The report described sex offenders as likely feeling “untouchable”. The inquiry examined five homes –Angell Road, South Vale, Shirley Oaks, Ivy House and Monkton Street. It found the council was mired in corruption and financial strife during the decades of abuse.
The report added: “Children became pawns in a toxic power game between council and government.”
Prof jay said: “This all contributed to allowing children in their care to suffer the most horrendous sexual abuse, with just one senior council employee disciplined.”
Staff and councillors failed when it came to responding to allegations of misconduct.
One “particularly shocking example” was Michael John Carroll, who ran the Angell Road children’s home in Brixton during the 80s. He had failed to disclose a previous conviction for child sexual abuse.
But Carroll kept his job when this came to light.
He was convicted in 1999 of 34 counts of child sexual abuse, including of two boys in the care of Lambeth in the early 80s.
The report criticised police for failing to properly investigate sexual abuse during inquiries in 1992 and 2003.
Lambeth Council accepts that it failed children in its care. Leader Claire Holland said: “The council is deeply sorry.”
The true figure of victims is thought to be “significantly higher” than the 705 who have come forward, the report said.
Lambeth has paid £71.5m compensation so far and has arranged to borrow £125m to cover the potential final cost. Former Met detective Clive Driscoll said: “I’m grateful the scale of the abuse is known. I hope we can learn from it.”
Six men have been convicted since the 90s in connection with abuse in Lambeth.
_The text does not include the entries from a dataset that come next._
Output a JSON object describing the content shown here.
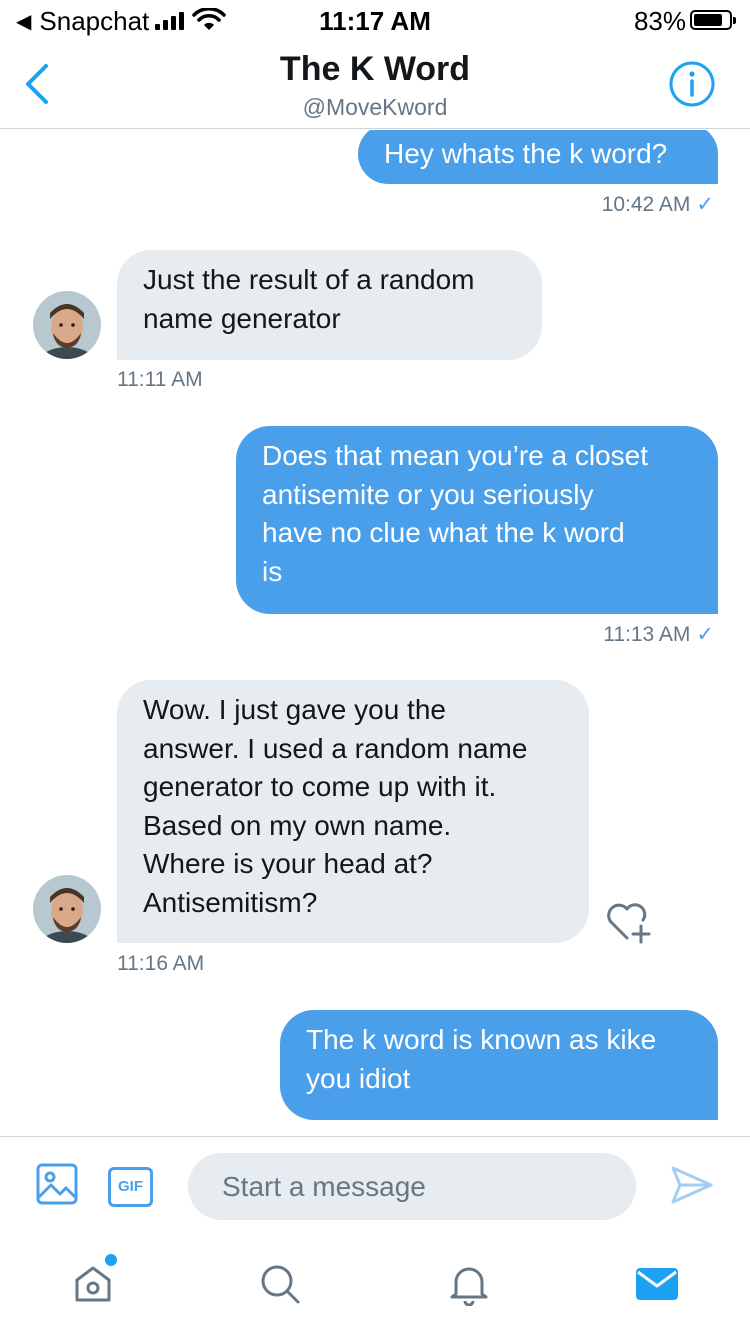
{
  "status_bar": {
    "back_app": "Snapchat",
    "time": "11:17 AM",
    "battery": "83%",
    "battery_level": 0.83
  },
  "header": {
    "title": "The K Word",
    "handle": "@MoveKword",
    "icons": [
      "back-chevron-icon",
      "info-icon"
    ]
  },
  "messages": [
    {
      "direction": "sent",
      "lines": [
        "Hey whats the k word?"
      ],
      "time": "10:42 AM",
      "read_check": "✓"
    },
    {
      "direction": "received",
      "lines": [
        "Just the result of a random",
        "name generator"
      ],
      "time": "11:11 AM"
    },
    {
      "direction": "sent",
      "lines": [
        "Does that mean you’re a closet",
        "antisemite or you seriously",
        "have no clue what the k word",
        "is"
      ],
      "time": "11:13 AM",
      "read_check": "✓"
    },
    {
      "direction": "received",
      "lines": [
        "Wow. I just gave you the",
        "answer. I used a random name",
        "generator to come up with it.",
        "Based on my own name.",
        "Where is your head at?",
        "Antisemitism?"
      ],
      "time": "11:16 AM"
    },
    {
      "direction": "sent",
      "lines": [
        "The k word is known as kike",
        "you idiot"
      ]
    }
  ],
  "composer": {
    "placeholder": "Start a message",
    "gif_label": "GIF"
  },
  "tab_bar": {
    "tabs": [
      "home-icon",
      "search-icon",
      "notifications-icon",
      "messages-icon"
    ],
    "active": "messages-icon",
    "accent": "#1da1f2"
  },
  "colors": {
    "accent": "#1da1f2",
    "sent_bubble": "#4a9fea",
    "received_bubble": "#e6ecf0",
    "meta_text": "#657786"
  }
}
They include William Hook, who got 10 years, Philip Temple, 18 years and Les Paul, 13 years.
The compensation scheme remains open until the end of the year.